(Element data from apps and pages)
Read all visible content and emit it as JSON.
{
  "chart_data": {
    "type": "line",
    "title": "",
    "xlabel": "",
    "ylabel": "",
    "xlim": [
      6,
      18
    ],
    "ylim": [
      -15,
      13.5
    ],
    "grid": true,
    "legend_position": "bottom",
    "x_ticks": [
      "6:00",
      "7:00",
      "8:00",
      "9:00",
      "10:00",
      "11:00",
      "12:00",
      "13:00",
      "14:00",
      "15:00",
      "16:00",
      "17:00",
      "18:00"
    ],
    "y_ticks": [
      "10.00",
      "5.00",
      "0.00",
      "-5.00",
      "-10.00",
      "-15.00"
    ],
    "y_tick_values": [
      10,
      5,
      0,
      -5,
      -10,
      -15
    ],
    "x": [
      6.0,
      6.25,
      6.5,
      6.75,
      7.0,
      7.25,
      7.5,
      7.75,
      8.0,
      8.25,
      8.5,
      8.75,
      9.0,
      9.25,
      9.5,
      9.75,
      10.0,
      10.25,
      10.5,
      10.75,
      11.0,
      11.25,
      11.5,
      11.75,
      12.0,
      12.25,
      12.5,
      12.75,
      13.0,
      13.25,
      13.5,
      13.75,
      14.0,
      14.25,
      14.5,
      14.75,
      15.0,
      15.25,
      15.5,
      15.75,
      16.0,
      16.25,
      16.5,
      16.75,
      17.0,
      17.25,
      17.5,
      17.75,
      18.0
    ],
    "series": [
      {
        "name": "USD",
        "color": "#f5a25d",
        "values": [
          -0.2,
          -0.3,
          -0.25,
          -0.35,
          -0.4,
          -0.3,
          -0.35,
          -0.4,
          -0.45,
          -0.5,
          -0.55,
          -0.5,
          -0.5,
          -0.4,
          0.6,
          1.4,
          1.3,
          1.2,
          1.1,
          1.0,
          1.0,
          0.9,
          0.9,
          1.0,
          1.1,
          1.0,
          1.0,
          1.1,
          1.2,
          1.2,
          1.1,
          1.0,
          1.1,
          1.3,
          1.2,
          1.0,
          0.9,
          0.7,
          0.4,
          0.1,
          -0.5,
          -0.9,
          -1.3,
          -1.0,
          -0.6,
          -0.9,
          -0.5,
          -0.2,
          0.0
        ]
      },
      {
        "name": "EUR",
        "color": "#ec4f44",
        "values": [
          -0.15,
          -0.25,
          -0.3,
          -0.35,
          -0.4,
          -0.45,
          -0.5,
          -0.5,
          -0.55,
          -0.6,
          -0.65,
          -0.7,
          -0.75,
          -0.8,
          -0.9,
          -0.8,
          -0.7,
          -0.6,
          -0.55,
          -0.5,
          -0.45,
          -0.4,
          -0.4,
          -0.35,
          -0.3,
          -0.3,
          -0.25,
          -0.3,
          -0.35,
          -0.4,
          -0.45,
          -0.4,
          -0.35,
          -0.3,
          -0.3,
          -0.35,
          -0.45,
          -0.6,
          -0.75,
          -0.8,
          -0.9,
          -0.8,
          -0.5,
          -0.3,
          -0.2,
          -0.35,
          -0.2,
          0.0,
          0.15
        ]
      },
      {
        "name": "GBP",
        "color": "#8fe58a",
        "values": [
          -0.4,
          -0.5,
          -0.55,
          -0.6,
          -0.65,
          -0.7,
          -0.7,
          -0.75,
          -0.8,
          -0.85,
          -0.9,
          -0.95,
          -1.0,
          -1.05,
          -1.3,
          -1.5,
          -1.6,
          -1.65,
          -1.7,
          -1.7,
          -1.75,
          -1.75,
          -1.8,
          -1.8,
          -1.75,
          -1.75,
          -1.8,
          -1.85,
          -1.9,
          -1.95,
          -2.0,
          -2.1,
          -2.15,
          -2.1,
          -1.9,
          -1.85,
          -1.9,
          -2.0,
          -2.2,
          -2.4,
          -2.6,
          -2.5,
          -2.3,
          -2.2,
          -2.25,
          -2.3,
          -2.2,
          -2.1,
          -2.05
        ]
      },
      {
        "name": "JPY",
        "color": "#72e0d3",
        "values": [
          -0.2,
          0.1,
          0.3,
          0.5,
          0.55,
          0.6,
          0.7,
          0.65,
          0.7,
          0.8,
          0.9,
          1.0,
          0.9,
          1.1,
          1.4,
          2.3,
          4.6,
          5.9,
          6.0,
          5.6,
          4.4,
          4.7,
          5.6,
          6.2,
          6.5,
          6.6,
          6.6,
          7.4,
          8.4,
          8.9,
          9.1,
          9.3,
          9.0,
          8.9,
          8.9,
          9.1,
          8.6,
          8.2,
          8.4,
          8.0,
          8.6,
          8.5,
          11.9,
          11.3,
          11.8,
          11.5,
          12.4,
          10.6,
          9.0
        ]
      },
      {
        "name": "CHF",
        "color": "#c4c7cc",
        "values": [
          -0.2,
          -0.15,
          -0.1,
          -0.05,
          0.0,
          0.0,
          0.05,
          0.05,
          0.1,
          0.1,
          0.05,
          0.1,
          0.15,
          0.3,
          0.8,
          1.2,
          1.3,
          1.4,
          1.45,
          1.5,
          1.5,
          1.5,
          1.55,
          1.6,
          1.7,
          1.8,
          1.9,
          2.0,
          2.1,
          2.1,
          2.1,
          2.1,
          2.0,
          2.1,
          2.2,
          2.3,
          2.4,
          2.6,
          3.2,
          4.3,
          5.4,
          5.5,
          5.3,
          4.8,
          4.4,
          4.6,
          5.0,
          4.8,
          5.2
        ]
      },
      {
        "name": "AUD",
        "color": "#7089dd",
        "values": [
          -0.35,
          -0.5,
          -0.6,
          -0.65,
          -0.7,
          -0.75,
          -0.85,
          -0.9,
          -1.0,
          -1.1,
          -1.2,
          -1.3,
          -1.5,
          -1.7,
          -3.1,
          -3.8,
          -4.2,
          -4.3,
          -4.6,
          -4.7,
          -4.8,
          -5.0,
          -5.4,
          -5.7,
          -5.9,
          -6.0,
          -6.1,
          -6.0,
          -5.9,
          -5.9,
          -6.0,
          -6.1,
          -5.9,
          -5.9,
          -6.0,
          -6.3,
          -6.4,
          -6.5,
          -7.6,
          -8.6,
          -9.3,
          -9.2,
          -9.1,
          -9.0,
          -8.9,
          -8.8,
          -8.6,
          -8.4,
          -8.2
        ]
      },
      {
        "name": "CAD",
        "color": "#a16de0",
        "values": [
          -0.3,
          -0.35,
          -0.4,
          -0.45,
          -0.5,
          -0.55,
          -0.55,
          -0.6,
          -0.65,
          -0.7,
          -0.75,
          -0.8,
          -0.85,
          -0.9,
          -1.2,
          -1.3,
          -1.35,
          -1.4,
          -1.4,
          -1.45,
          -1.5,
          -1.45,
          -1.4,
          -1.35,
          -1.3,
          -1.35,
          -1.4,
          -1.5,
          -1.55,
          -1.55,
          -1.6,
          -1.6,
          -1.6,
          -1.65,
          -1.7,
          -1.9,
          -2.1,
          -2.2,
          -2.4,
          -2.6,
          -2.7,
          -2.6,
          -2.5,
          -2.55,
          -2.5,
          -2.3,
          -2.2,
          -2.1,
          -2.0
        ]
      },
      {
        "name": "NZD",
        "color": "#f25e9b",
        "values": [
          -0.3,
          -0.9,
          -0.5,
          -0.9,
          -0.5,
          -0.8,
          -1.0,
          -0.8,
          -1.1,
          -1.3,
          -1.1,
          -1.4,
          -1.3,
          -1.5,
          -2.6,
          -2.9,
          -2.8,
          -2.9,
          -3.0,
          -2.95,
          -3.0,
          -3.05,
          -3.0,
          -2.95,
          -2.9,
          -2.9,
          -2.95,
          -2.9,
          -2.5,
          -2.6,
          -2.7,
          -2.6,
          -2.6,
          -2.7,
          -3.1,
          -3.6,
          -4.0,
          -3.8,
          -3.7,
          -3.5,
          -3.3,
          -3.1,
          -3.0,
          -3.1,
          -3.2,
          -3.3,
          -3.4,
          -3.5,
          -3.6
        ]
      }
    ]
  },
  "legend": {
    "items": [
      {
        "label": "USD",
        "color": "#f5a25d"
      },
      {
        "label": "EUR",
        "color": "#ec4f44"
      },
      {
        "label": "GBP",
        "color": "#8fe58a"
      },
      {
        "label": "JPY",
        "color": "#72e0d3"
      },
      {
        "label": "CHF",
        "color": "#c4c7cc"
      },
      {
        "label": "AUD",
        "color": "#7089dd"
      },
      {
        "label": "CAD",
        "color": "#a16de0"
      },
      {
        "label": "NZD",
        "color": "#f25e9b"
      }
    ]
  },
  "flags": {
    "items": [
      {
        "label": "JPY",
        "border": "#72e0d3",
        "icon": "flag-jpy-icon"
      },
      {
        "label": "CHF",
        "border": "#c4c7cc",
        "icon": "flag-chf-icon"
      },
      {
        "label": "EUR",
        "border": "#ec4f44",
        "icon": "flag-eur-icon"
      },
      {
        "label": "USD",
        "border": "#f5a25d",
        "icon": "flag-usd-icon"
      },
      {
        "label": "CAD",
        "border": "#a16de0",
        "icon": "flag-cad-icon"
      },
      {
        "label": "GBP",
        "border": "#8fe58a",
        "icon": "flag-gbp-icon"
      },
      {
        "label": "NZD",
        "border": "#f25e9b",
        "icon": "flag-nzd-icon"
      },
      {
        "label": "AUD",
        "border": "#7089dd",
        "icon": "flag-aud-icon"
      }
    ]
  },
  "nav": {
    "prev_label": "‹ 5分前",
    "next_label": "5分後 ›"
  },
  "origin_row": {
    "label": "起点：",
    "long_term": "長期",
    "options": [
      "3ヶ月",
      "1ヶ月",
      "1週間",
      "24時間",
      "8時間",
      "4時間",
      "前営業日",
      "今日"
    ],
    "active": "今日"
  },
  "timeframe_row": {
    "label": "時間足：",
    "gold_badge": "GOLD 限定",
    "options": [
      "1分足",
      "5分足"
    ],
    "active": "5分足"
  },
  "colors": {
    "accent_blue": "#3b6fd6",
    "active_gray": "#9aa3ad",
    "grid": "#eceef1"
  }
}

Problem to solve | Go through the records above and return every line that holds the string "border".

Output below |
        "border": "#72e0d3",
        "border": "#c4c7cc",
        "border": "#ec4f44",
        "border": "#f5a25d",
        "border": "#a16de0",
        "border": "#8fe58a",
        "border": "#f25e9b",
        "border": "#7089dd",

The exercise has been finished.